Urgent Care Vs. the E.R.
Urgent Care Typically Delivers Faster Service to Your Medical Needs
Patients often report numerous hours of waiting in the waiting area before even being seen by a physician at the Emergency Room. This makes sense because the ER sees patients with a wide range of medical emergencies, some that are life-threatening. Those patients needing more immediate attention receive medical care before others with lesser urgent needs.
When a patient comes in with an illness or injury that is urgent, but can wait, that is what happens, you wait. Here is a typical list of ILLNESSES that we see at our 1st Stop Urgent Care. And, here is a typical list of INJURIES that we provide immediate care for at 1st Stop Urgent Care.
Our Urgent Care Typically Costs Less Than the ER

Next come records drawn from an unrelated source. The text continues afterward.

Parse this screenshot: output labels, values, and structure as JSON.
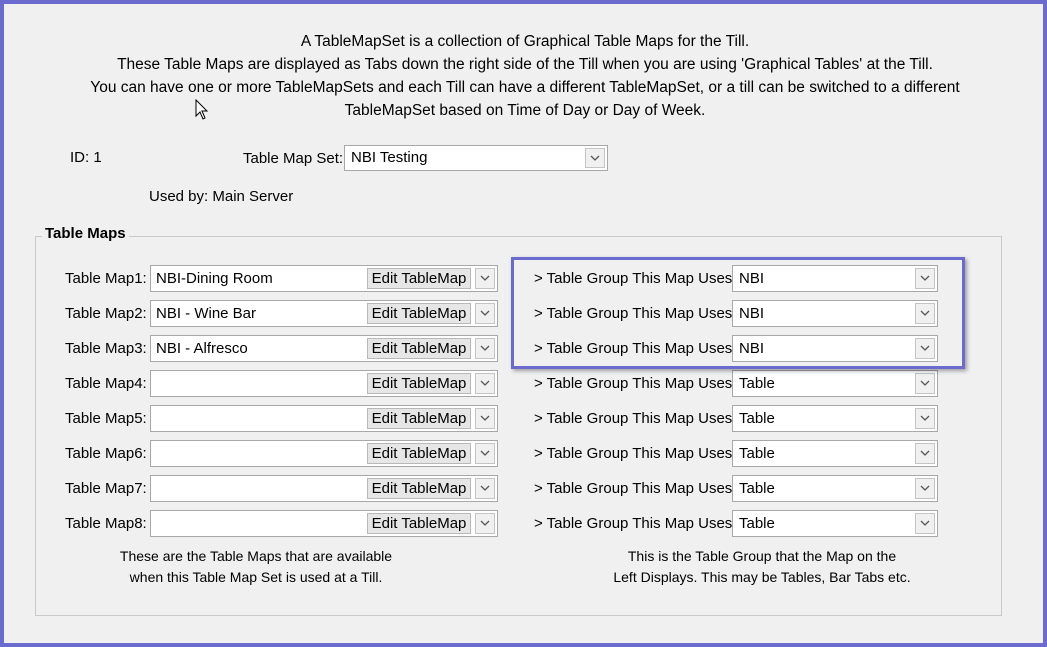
{
  "intro": {
    "line1": "A TableMapSet is a collection of Graphical Table Maps for the Till.",
    "line2": "These Table Maps are displayed as Tabs down the right side of the Till when you are using 'Graphical Tables' at the Till.",
    "line3": "You can have one or more TableMapSets and each Till can have a different TableMapSet, or a till can be switched to a different",
    "line4": "TableMapSet based on Time of Day or Day of Week."
  },
  "header": {
    "id_label": "ID: 1",
    "set_label": "Table Map Set:",
    "set_value": "NBI Testing",
    "used_by": "Used by: Main Server"
  },
  "group_title": "Table Maps",
  "edit_label": "Edit TableMap",
  "maps": [
    {
      "label": "Table Map1:",
      "value": "NBI-Dining Room",
      "tg_label": "> Table Group This Map Uses:",
      "tg_value": "NBI"
    },
    {
      "label": "Table Map2:",
      "value": "NBI - Wine Bar",
      "tg_label": "> Table Group This Map Uses:",
      "tg_value": "NBI"
    },
    {
      "label": "Table Map3:",
      "value": "NBI - Alfresco",
      "tg_label": "> Table Group This Map Uses:",
      "tg_value": "NBI"
    },
    {
      "label": "Table Map4:",
      "value": "",
      "tg_label": "> Table Group This Map Uses:",
      "tg_value": "Table"
    },
    {
      "label": "Table Map5:",
      "value": "",
      "tg_label": "> Table Group This Map Uses:",
      "tg_value": "Table"
    },
    {
      "label": "Table Map6:",
      "value": "",
      "tg_label": "> Table Group This Map Uses:",
      "tg_value": "Table"
    },
    {
      "label": "Table Map7:",
      "value": "",
      "tg_label": "> Table Group This Map Uses:",
      "tg_value": "Table"
    },
    {
      "label": "Table Map8:",
      "value": "",
      "tg_label": "> Table Group This Map Uses:",
      "tg_value": "Table"
    }
  ],
  "notes": {
    "left1": "These are the Table Maps that are available",
    "left2": "when this Table Map Set is used at a Till.",
    "right1": "This is the Table Group that the Map on the",
    "right2": "Left Displays. This may be Tables, Bar Tabs etc."
  },
  "colors": {
    "highlight": "#6b6bcf",
    "background": "#f0f0f0"
  },
  "icons": {
    "dropdown": "chevron-down-icon",
    "cursor": "mouse-cursor-icon"
  }
}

Because the overhead, equipment, nursing staff and physician staff costs are significantly more expensive at an ER, your costs are higher. Some patients have reported to us that their costs at our Urgent Care Center were about one-fourth the price of the Emergency Room.

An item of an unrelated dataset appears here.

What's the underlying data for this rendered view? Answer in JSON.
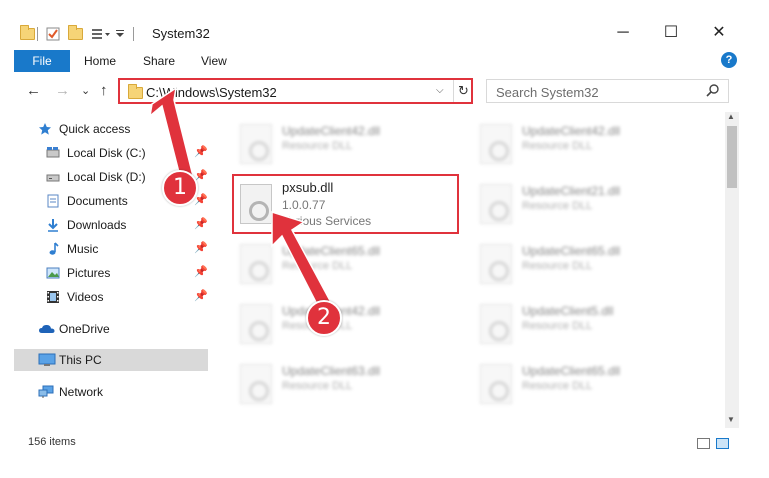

When Should You Go To the ER?
The rule of thumb for visiting the ER instead of an Urgent Care center is when the injury or illness is life threatening. Here are some examples of when you should visit the ER instead of our Urgent Care Center.
- Heart attack symptoms that last 2 or more minutes. Symptoms can include
- Chest pressure, fullness, or squeezing.
- Tightness, aching, or burning under the breastbone.
- Light headed feeling along with chest pain.
- Stroke Symptoms that include
- Sudden weakness or numbness of the face, arm or let on one side of your body
- Sudden dimness or vision loss mostly in one eye
- Trouble talking or speech not being understood
- Unexplained dizziness, sudden falls, or unsteadiness especially when accompanied with other stroke symptoms
- Shortness of breath that is severe
- Bleeding that does not stop after 10 minutes of direct pressure
- Sudden, severe pain
- Poisoning. Please note you should call your local poison control center first and ask for immediate home treatment advice-certain poisons should be vomited as soon as possible while others should be diluted with water as soon as possible. Such preliminary home treatment could save your life.
- California Poison Control Center Phone: 1-800-222-1222
- Website: http://www.calpoison.org/
- A severe or worsening reaction to an insect bite or sting, or to a medication, especially if breathing is difficult
- A major injury, such as a head trauma
- Unexplained stupor, drowsiness or disorientation
- Coughing up or vomiting blood
- Severe or persistent vomiting
- Suicidal or homicidal feelings